Knapp said the president’s visit Tuesday won’t affect their mission, as presidential protection is typically handled by the Secret Service in coordination with local law enforcement. He said the National Guard’s priority is to protect people’s right to peacefully protest under the First Amendment. The National Guard doesn’t make arrests — those fall to local and federal officials.

Kenosha police released arrest numbers and other data related to the protests on Sunday. According to their records,175 people total have been arrested, with 69 people arrested for curfew violations and 34 for curfew in conjunction with other charges such as burglary and carrying concealed weapons. They said the arrests included people from 44 different cities, and 102 of those processed during the week had addresses from outside Kenosha. Police say they seized more than 20 firearms, and towed three vehicles related to active criminal investigations.

Kenosha Law Enforcement And Race

Antaramian, who has acknowledged that Kenosha has problems with systemic racism and has laid out a plan to start community conversations around race, was asked if that racism extended to the city’s Police Department as well.

“I think law enforcement does a very good job in our community,” he said. “Like every entity and every group out there, we have to deal with racism in general, and that is what we’re planning on doing.”

Kreuser, the county executive, was asked a similar question. The Kenosha county board declared racism a public health crisis on Aug. 4.

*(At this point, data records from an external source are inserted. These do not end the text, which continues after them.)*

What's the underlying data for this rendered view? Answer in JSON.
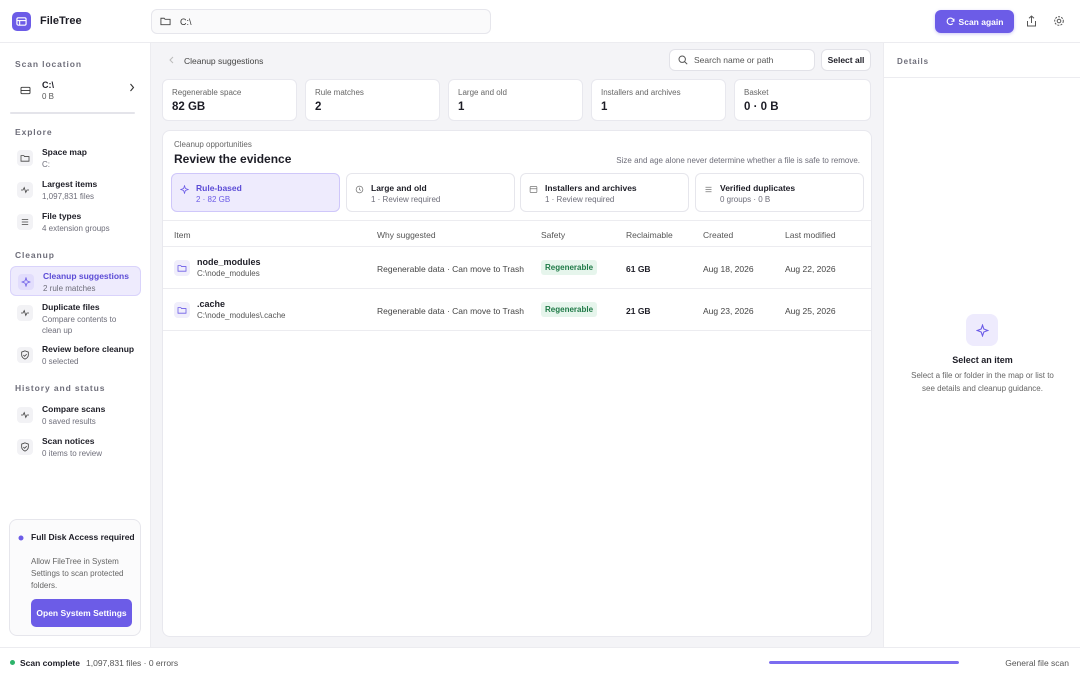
{
  "app": {
    "title": "FileTree"
  },
  "path": {
    "value": "C:\\"
  },
  "toolbar": {
    "scan_again_label": "Scan again"
  },
  "sidebar": {
    "scan_location_label": "Scan location",
    "location": {
      "name": "C:\\",
      "size": "0 B"
    },
    "explore_label": "Explore",
    "explore": [
      {
        "title": "Space map",
        "sub": "C:"
      },
      {
        "title": "Largest items",
        "sub": "1,097,831 files"
      },
      {
        "title": "File types",
        "sub": "4 extension groups"
      }
    ],
    "cleanup_label": "Cleanup",
    "cleanup": [
      {
        "title": "Cleanup suggestions",
        "sub": "2 rule matches"
      },
      {
        "title": "Duplicate files",
        "sub": "Compare contents to clean up"
      },
      {
        "title": "Review before cleanup",
        "sub": "0 selected"
      }
    ],
    "history_label": "History and status",
    "history": [
      {
        "title": "Compare scans",
        "sub": "0 saved results"
      },
      {
        "title": "Scan notices",
        "sub": "0 items to review"
      }
    ],
    "fda": {
      "title": "Full Disk Access required",
      "text": "Allow FileTree in System Settings to scan protected folders.",
      "button": "Open System Settings"
    }
  },
  "main": {
    "breadcrumb": "Cleanup suggestions",
    "search_placeholder": "Search name or path",
    "select_all_label": "Select all",
    "stats": [
      {
        "label": "Regenerable space",
        "value": "82 GB"
      },
      {
        "label": "Rule matches",
        "value": "2"
      },
      {
        "label": "Large and old",
        "value": "1"
      },
      {
        "label": "Installers and archives",
        "value": "1"
      },
      {
        "label": "Basket",
        "value": "0 · 0 B"
      }
    ],
    "panel": {
      "kicker": "Cleanup opportunities",
      "title": "Review the evidence",
      "note": "Size and age alone never determine whether a file is safe to remove."
    },
    "tabs": [
      {
        "title": "Rule-based",
        "sub": "2 · 82 GB"
      },
      {
        "title": "Large and old",
        "sub": "1 · Review required"
      },
      {
        "title": "Installers and archives",
        "sub": "1 · Review required"
      },
      {
        "title": "Verified duplicates",
        "sub": "0 groups · 0 B"
      }
    ],
    "columns": {
      "item": "Item",
      "why": "Why suggested",
      "safety": "Safety",
      "reclaimable": "Reclaimable",
      "created": "Created",
      "modified": "Last modified"
    },
    "rows": [
      {
        "name": "node_modules",
        "path": "C:\\node_modules",
        "why": "Regenerable data · Can move to Trash",
        "safety": "Regenerable",
        "reclaimable": "61 GB",
        "created": "Aug 18, 2026",
        "modified": "Aug 22, 2026"
      },
      {
        "name": ".cache",
        "path": "C:\\node_modules\\.cache",
        "why": "Regenerable data · Can move to Trash",
        "safety": "Regenerable",
        "reclaimable": "21 GB",
        "created": "Aug 23, 2026",
        "modified": "Aug 25, 2026"
      }
    ]
  },
  "details": {
    "label": "Details",
    "title": "Select an item",
    "text": "Select a file or folder in the map or list to see details and cleanup guidance."
  },
  "status": {
    "main": "Scan complete",
    "sub": "1,097,831 files · 0 errors",
    "progress_fraction": 1.0,
    "right": "General file scan"
  },
  "colors": {
    "accent": "#6c5ce7",
    "accent_soft": "#eeebfd",
    "success": "#2db36a",
    "badge_bg": "#e6f5ec",
    "badge_text": "#1f7a47"
  },
  "icons": {
    "app": "filetree-logo-icon",
    "path": "folder-icon",
    "scan": "refresh-icon",
    "export": "share-icon",
    "settings": "gear-icon",
    "drive": "drive-icon",
    "space_map": "folder-icon",
    "largest": "activity-icon",
    "file_types": "list-icon",
    "suggestions": "sparkle-icon",
    "duplicates": "activity-icon",
    "review": "shield-icon",
    "compare": "activity-icon",
    "notices": "shield-icon"
  }
}
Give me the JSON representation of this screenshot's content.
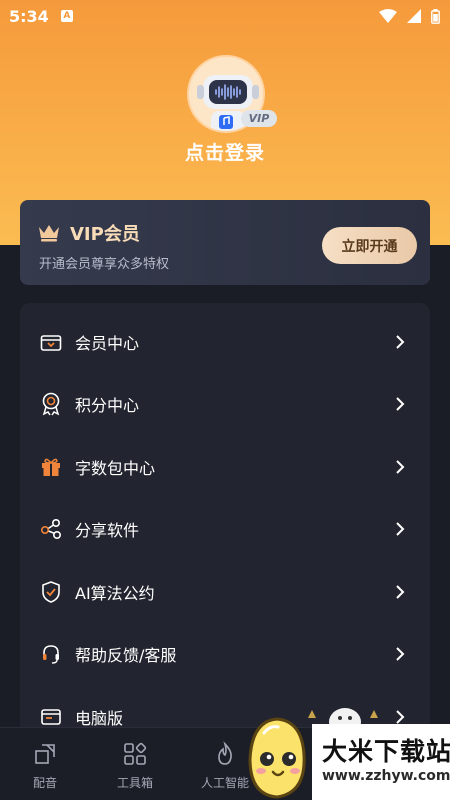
{
  "status_bar": {
    "time": "5:34",
    "notification_badge": "A",
    "icons": [
      "wifi-icon",
      "signal-icon",
      "battery-icon"
    ]
  },
  "profile": {
    "vip_tag": "VIP",
    "login_label": "点击登录"
  },
  "vip_card": {
    "title": "VIP会员",
    "subtitle": "开通会员尊享众多特权",
    "button_label": "立即开通"
  },
  "menu": {
    "items": [
      {
        "label": "会员中心",
        "icon": "member-icon"
      },
      {
        "label": "积分中心",
        "icon": "medal-icon"
      },
      {
        "label": "字数包中心",
        "icon": "gift-icon"
      },
      {
        "label": "分享软件",
        "icon": "share-icon"
      },
      {
        "label": "AI算法公约",
        "icon": "shield-check-icon"
      },
      {
        "label": "帮助反馈/客服",
        "icon": "headset-icon"
      },
      {
        "label": "电脑版",
        "icon": "desktop-icon"
      }
    ]
  },
  "tab_bar": {
    "tabs": [
      {
        "label": "配音",
        "icon": "dubbing-icon"
      },
      {
        "label": "工具箱",
        "icon": "toolbox-icon"
      },
      {
        "label": "人工智能",
        "icon": "flame-icon"
      }
    ]
  },
  "watermark": {
    "title": "大米下载站",
    "url": "www.zzhyw.com"
  },
  "colors": {
    "header_orange": "#f59a3c",
    "background": "#1a1c26",
    "card": "#22252f",
    "vip_gold": "#f8dcb8",
    "icon_orange": "#f0843a"
  }
}
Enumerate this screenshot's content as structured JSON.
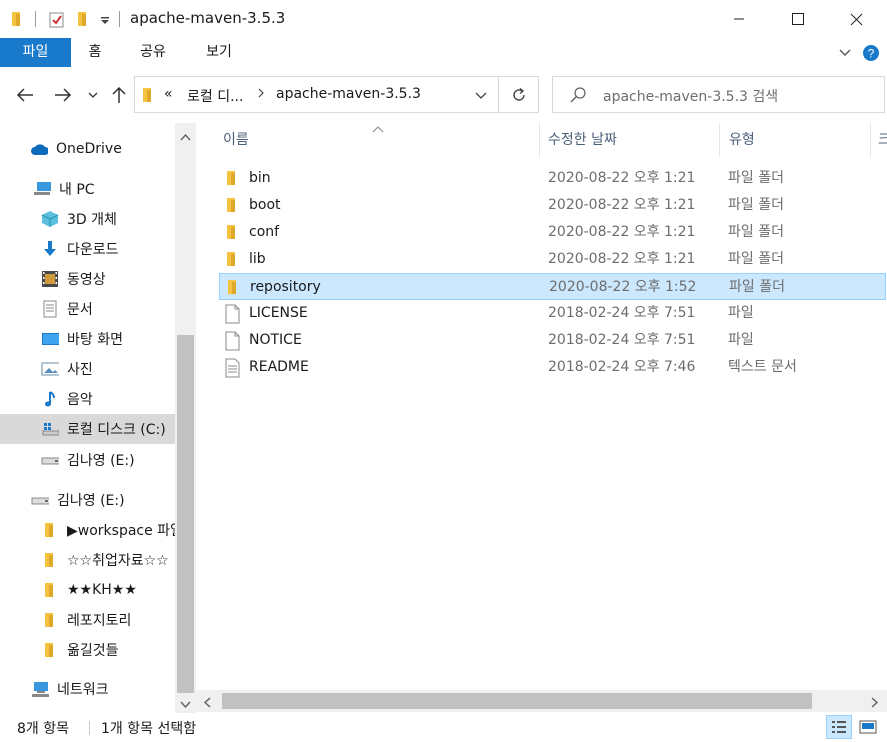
{
  "window": {
    "title": "apache-maven-3.5.3",
    "minimize_symbol": "—",
    "maximize_symbol": "☐",
    "close_symbol": "✕"
  },
  "ribbon": {
    "tabs": [
      "파일",
      "홈",
      "공유",
      "보기"
    ]
  },
  "address": {
    "overflow": "«",
    "segments": [
      "로컬 디...",
      "apache-maven-3.5.3"
    ]
  },
  "search": {
    "placeholder": "apache-maven-3.5.3 검색"
  },
  "nav": {
    "items": [
      {
        "label": "OneDrive",
        "icon": "onedrive-cloud-icon"
      },
      {
        "label": "내 PC",
        "icon": "pc-icon"
      },
      {
        "label": "3D 개체",
        "icon": "3d-objects-icon"
      },
      {
        "label": "다운로드",
        "icon": "download-arrow-icon"
      },
      {
        "label": "동영상",
        "icon": "video-icon"
      },
      {
        "label": "문서",
        "icon": "document-icon"
      },
      {
        "label": "바탕 화면",
        "icon": "desktop-icon"
      },
      {
        "label": "사진",
        "icon": "picture-icon"
      },
      {
        "label": "음악",
        "icon": "music-note-icon"
      },
      {
        "label": "로컬 디스크 (C:)",
        "icon": "local-disk-icon",
        "selected": true
      },
      {
        "label": "김나영 (E:)",
        "icon": "drive-icon"
      },
      {
        "label": "김나영 (E:)",
        "icon": "drive-icon"
      },
      {
        "label": "▶workspace 파일",
        "icon": "folder-icon"
      },
      {
        "label": "☆☆취업자료☆☆",
        "icon": "folder-icon"
      },
      {
        "label": "★★KH★★",
        "icon": "folder-icon"
      },
      {
        "label": "레포지토리",
        "icon": "folder-icon"
      },
      {
        "label": "옮길것들",
        "icon": "folder-icon"
      },
      {
        "label": "네트워크",
        "icon": "network-icon"
      }
    ]
  },
  "columns": {
    "name": "이름",
    "date": "수정한 날짜",
    "type": "유형",
    "size": "크기"
  },
  "files": [
    {
      "name": "bin",
      "date": "2020-08-22 오후 1:21",
      "type": "파일 폴더",
      "icon": "folder-icon"
    },
    {
      "name": "boot",
      "date": "2020-08-22 오후 1:21",
      "type": "파일 폴더",
      "icon": "folder-icon"
    },
    {
      "name": "conf",
      "date": "2020-08-22 오후 1:21",
      "type": "파일 폴더",
      "icon": "folder-icon"
    },
    {
      "name": "lib",
      "date": "2020-08-22 오후 1:21",
      "type": "파일 폴더",
      "icon": "folder-icon"
    },
    {
      "name": "repository",
      "date": "2020-08-22 오후 1:52",
      "type": "파일 폴더",
      "icon": "folder-icon",
      "selected": true
    },
    {
      "name": "LICENSE",
      "date": "2018-02-24 오후 7:51",
      "type": "파일",
      "icon": "blank-file-icon"
    },
    {
      "name": "NOTICE",
      "date": "2018-02-24 오후 7:51",
      "type": "파일",
      "icon": "blank-file-icon"
    },
    {
      "name": "README",
      "date": "2018-02-24 오후 7:46",
      "type": "텍스트 문서",
      "icon": "text-file-icon"
    }
  ],
  "status": {
    "item_count": "8개 항목",
    "selection": "1개 항목 선택함"
  },
  "colors": {
    "file_tab": "#1979ca",
    "selection_bg": "#cce8ff",
    "selection_border": "#99d1ff",
    "folder": "#f5c342"
  }
}
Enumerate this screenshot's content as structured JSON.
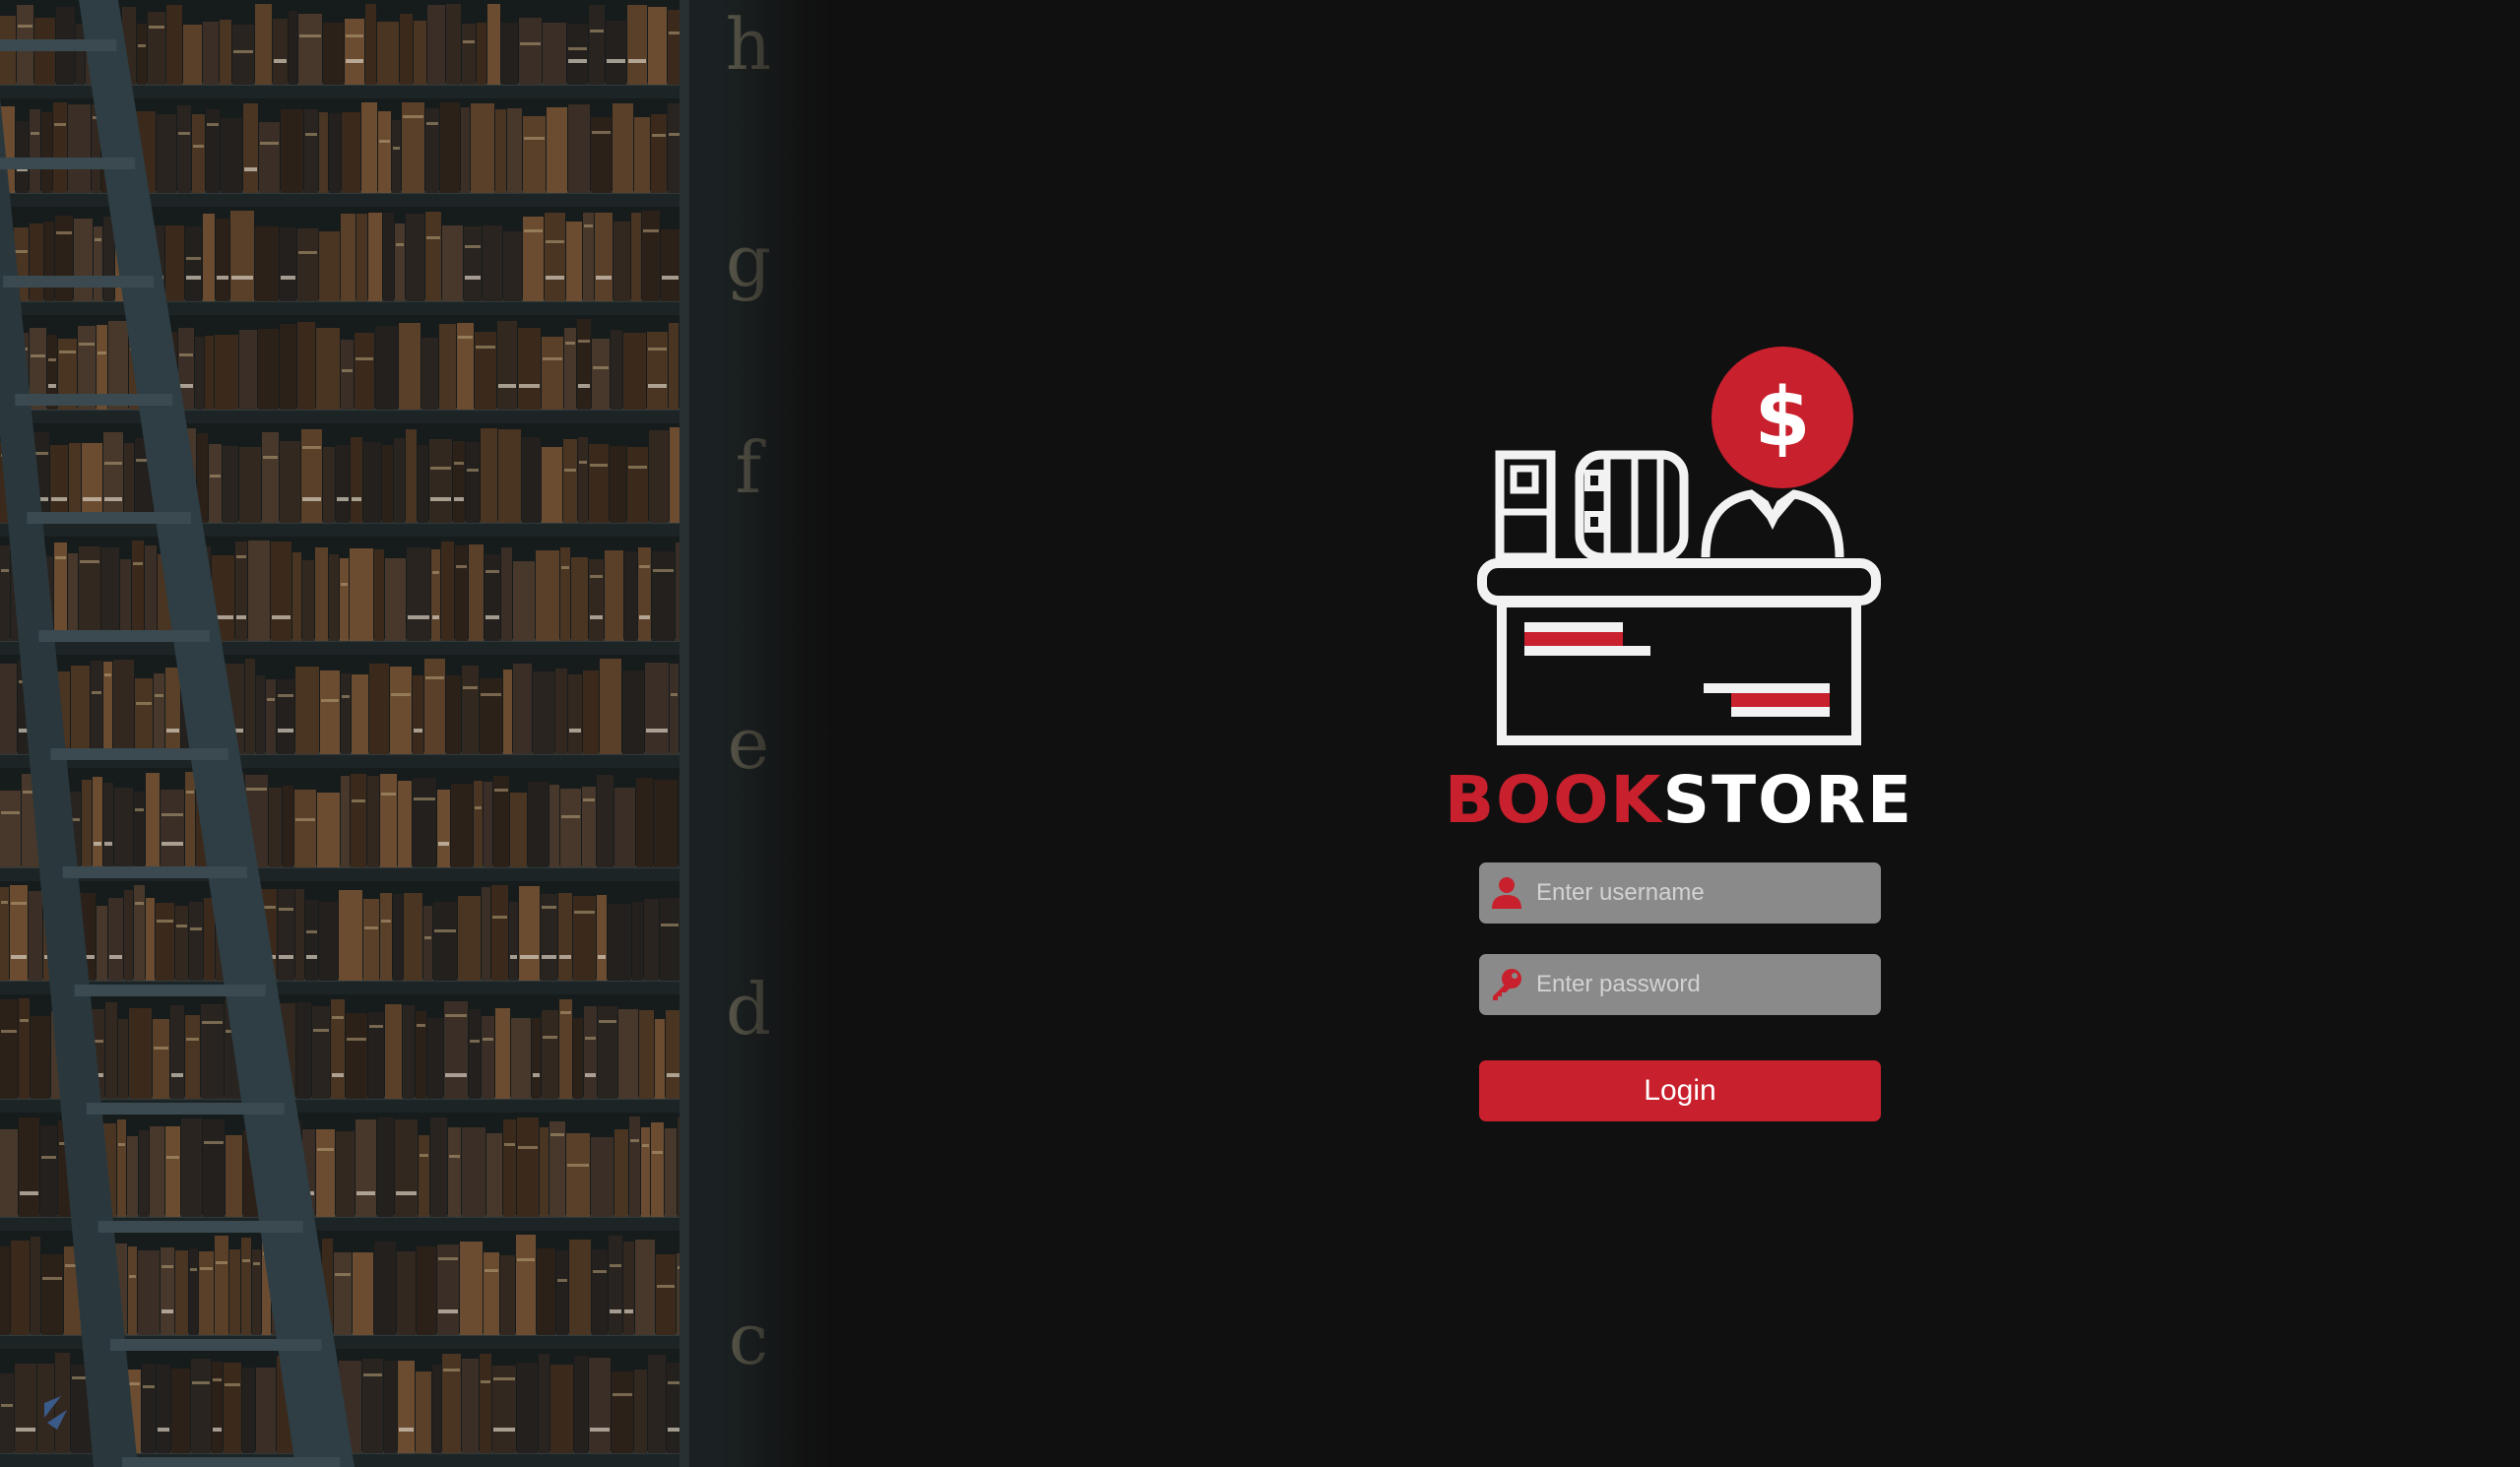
{
  "brand": {
    "part1": "BOOK",
    "part2": "STORE"
  },
  "photo": {
    "shelf_letters": [
      "h",
      "g",
      "f",
      "e",
      "d",
      "c"
    ]
  },
  "login_form": {
    "username": {
      "placeholder": "Enter username",
      "value": "",
      "icon": "user-icon"
    },
    "password": {
      "placeholder": "Enter password",
      "value": "",
      "icon": "key-icon"
    },
    "submit_label": "Login"
  },
  "logo": {
    "icon": "bookstore-cashier-logo",
    "badge_symbol": "$"
  },
  "colors": {
    "background": "#101010",
    "accent": "#c8202d",
    "field": "#8a8a8a",
    "logo_line": "#f2f2f2"
  }
}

“We are working with the entire community to work on it,” he said. “Every community has work to do, and we’re going to be taking those steps, not in the short range, but also in the long range, while we do training and working with our people in our community.”